##### Material provided #####
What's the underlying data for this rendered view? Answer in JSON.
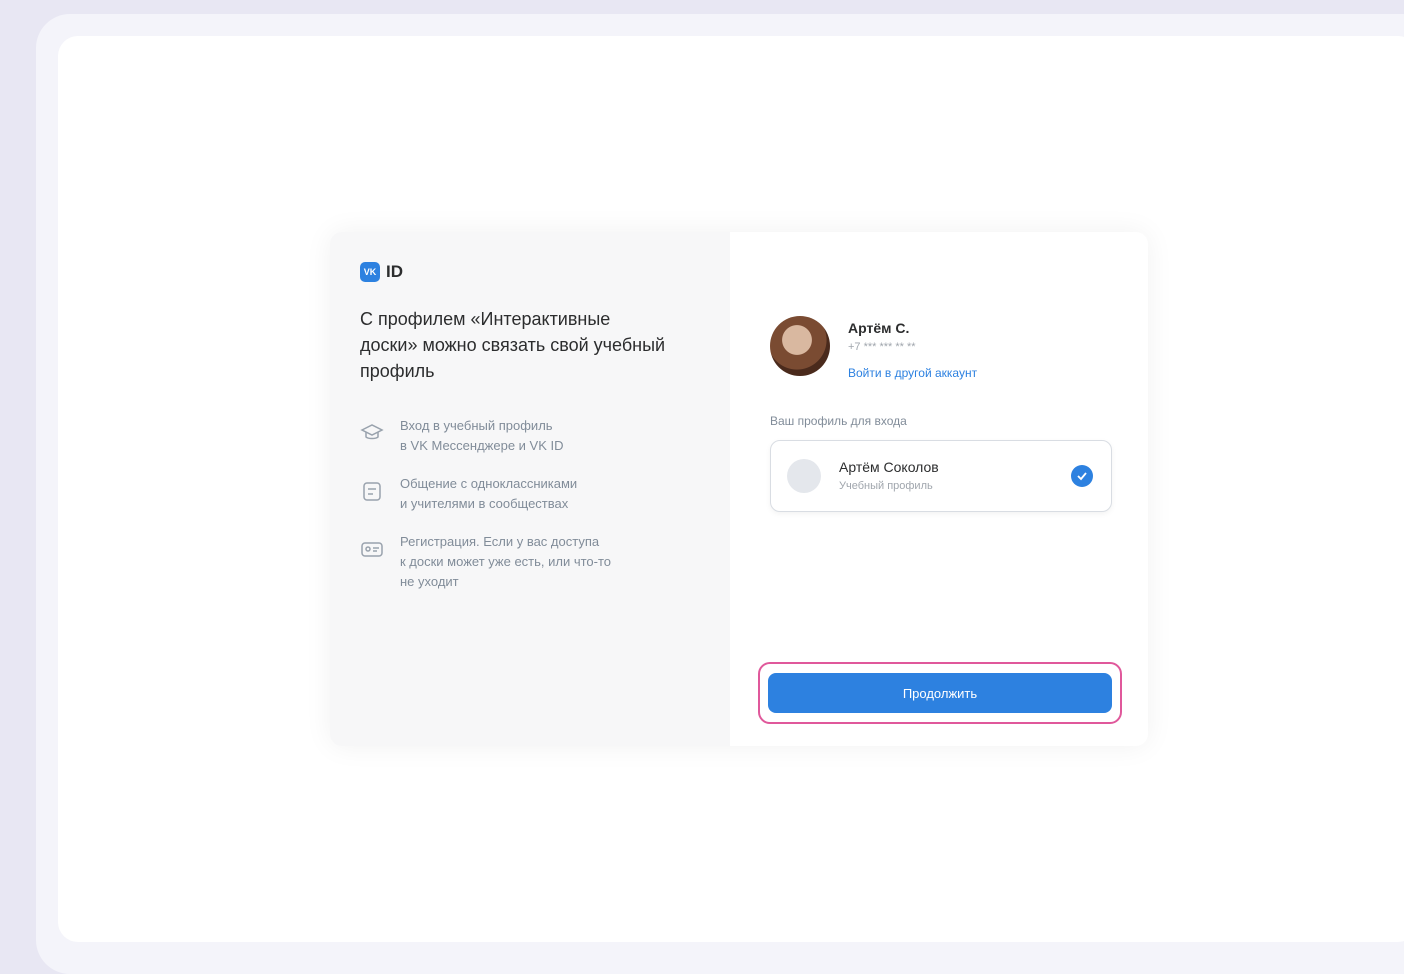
{
  "brand": {
    "logo_text": "VK",
    "name": "ID"
  },
  "intro": {
    "headline": "С профилем «Интерактивные доски» можно связать свой учебный профиль"
  },
  "features": [
    {
      "icon": "graduation-cap-icon",
      "text": "Вход в учебный профиль\nв VK Мессенджере и VK ID"
    },
    {
      "icon": "calendar-icon",
      "text": "Общение с одноклассниками\nи учителями в сообществах"
    },
    {
      "icon": "id-card-icon",
      "text": "Регистрация. Если у вас доступа\nк доски может уже есть, или что-то\nне уходит"
    }
  ],
  "account": {
    "name": "Артём С.",
    "subtitle": "+7 *** *** ** **",
    "switch_link": "Войти в другой аккаунт"
  },
  "profile_section": {
    "label": "Ваш профиль для входа",
    "profile_name": "Артём Соколов",
    "profile_sub": "Учебный профиль"
  },
  "actions": {
    "continue_label": "Продолжить"
  },
  "colors": {
    "accent": "#2d81e0",
    "highlight": "#e0589b",
    "background": "#e8e7f3"
  }
}
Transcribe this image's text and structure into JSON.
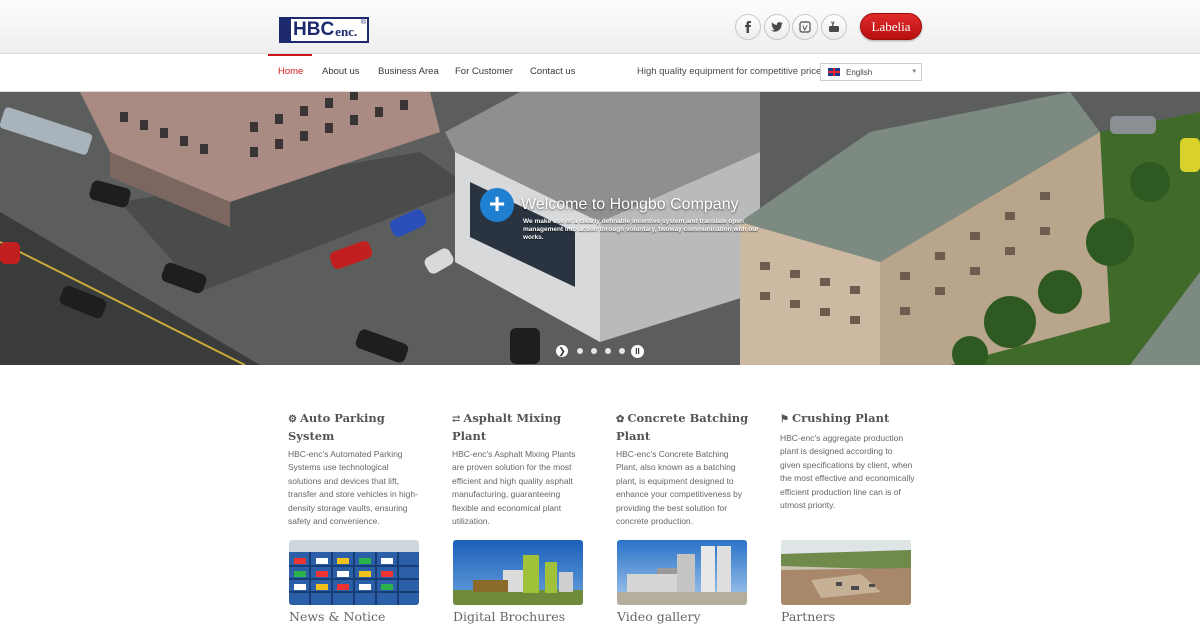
{
  "header": {
    "logo_text": "HBC",
    "logo_sub": "enc.",
    "logo_reg": "®",
    "social_icons": [
      "facebook-icon",
      "twitter-icon",
      "vimeo-icon",
      "youtube-icon"
    ],
    "labelia_label": "Labelia"
  },
  "nav": {
    "items": [
      {
        "label": "Home",
        "active": true
      },
      {
        "label": "About us",
        "active": false
      },
      {
        "label": "Business Area",
        "active": false
      },
      {
        "label": "For Customer",
        "active": false
      },
      {
        "label": "Contact us",
        "active": false
      }
    ],
    "tagline": "High quality equipment for competitive price",
    "language": "English"
  },
  "hero": {
    "title": "Welcome to Hongbo Company",
    "text": "We make use of a clearly  definable incentive system and translate open management into action through voluntary, twoway communication with our works.",
    "slide_count": 4
  },
  "features": [
    {
      "icon": "gears-icon",
      "title": "Auto Parking System",
      "text": "HBC-enc's Automated Parking Systems use technological solutions and devices that lift, transfer and store vehicles in high-density storage vaults, ensuring safety and convenience."
    },
    {
      "icon": "shuffle-icon",
      "title": "Asphalt Mixing Plant",
      "text": "HBC-enc's Asphalt Mixing Plants are proven solution for the most efficient and high quality asphalt manufacturing, guaranteeing flexible and economical plant utilization."
    },
    {
      "icon": "leaf-icon",
      "title": "Concrete Batching Plant",
      "text": "HBC-enc's Concrete Batching Plant, also known as a batching plant, is equipment designed to enhance your competitiveness by providing the best solution for concrete production."
    },
    {
      "icon": "flag-icon",
      "title": "Crushing Plant",
      "text": "HBC-enc's aggregate production plant is designed according to given specifications by client, when the most effective and economically efficient production line can is of utmost priority."
    }
  ],
  "thumbs": [
    {
      "label": "News & Notice"
    },
    {
      "label": "Digital Brochures"
    },
    {
      "label": "Video gallery"
    },
    {
      "label": "Partners"
    }
  ]
}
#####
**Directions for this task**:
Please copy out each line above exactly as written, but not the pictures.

**Answer box**:
What's the underlying data for this rendered view? Answer in JSON.
{
  "brand": {
    "logo_text": "VK",
    "name": "ID"
  },
  "intro": {
    "headline": "С профилем «Интерактивные доски» можно связать свой учебный профиль"
  },
  "features": [
    {
      "icon": "graduation-cap-icon",
      "text": "Вход в учебный профиль\nв VK Мессенджере и VK ID"
    },
    {
      "icon": "calendar-icon",
      "text": "Общение с одноклассниками\nи учителями в сообществах"
    },
    {
      "icon": "id-card-icon",
      "text": "Регистрация. Если у вас доступа\nк доски может уже есть, или что-то\nне уходит"
    }
  ],
  "account": {
    "name": "Артём С.",
    "subtitle": "+7 *** *** ** **",
    "switch_link": "Войти в другой аккаунт"
  },
  "profile_section": {
    "label": "Ваш профиль для входа",
    "profile_name": "Артём Соколов",
    "profile_sub": "Учебный профиль"
  },
  "actions": {
    "continue_label": "Продолжить"
  },
  "colors": {
    "accent": "#2d81e0",
    "highlight": "#e0589b",
    "background": "#e8e7f3"
  }
}
Transcribe this image's text and structure into JSON.
{
  "header": {
    "logo_text": "HBC",
    "logo_sub": "enc.",
    "logo_reg": "®",
    "social_icons": [
      "facebook-icon",
      "twitter-icon",
      "vimeo-icon",
      "youtube-icon"
    ],
    "labelia_label": "Labelia"
  },
  "nav": {
    "items": [
      {
        "label": "Home",
        "active": true
      },
      {
        "label": "About us",
        "active": false
      },
      {
        "label": "Business Area",
        "active": false
      },
      {
        "label": "For Customer",
        "active": false
      },
      {
        "label": "Contact us",
        "active": false
      }
    ],
    "tagline": "High quality equipment for competitive price",
    "language": "English"
  },
  "hero": {
    "title": "Welcome to Hongbo Company",
    "text": "We make use of a clearly  definable incentive system and translate open management into action through voluntary, twoway communication with our works.",
    "slide_count": 4
  },
  "features": [
    {
      "icon": "gears-icon",
      "title": "Auto Parking System",
      "text": "HBC-enc's Automated Parking Systems use technological solutions and devices that lift, transfer and store vehicles in high-density storage vaults, ensuring safety and convenience."
    },
    {
      "icon": "shuffle-icon",
      "title": "Asphalt Mixing Plant",
      "text": "HBC-enc's Asphalt Mixing Plants are proven solution for the most efficient and high quality asphalt manufacturing, guaranteeing flexible and economical plant utilization."
    },
    {
      "icon": "leaf-icon",
      "title": "Concrete Batching Plant",
      "text": "HBC-enc's Concrete Batching Plant, also known as a batching plant, is equipment designed to enhance your competitiveness by providing the best solution for concrete production."
    },
    {
      "icon": "flag-icon",
      "title": "Crushing Plant",
      "text": "HBC-enc's aggregate production plant is designed according to given specifications by client, when the most effective and economically efficient production line can is of utmost priority."
    }
  ],
  "thumbs": [
    {
      "label": "News & Notice"
    },
    {
      "label": "Digital Brochures"
    },
    {
      "label": "Video gallery"
    },
    {
      "label": "Partners"
    }
  ]
}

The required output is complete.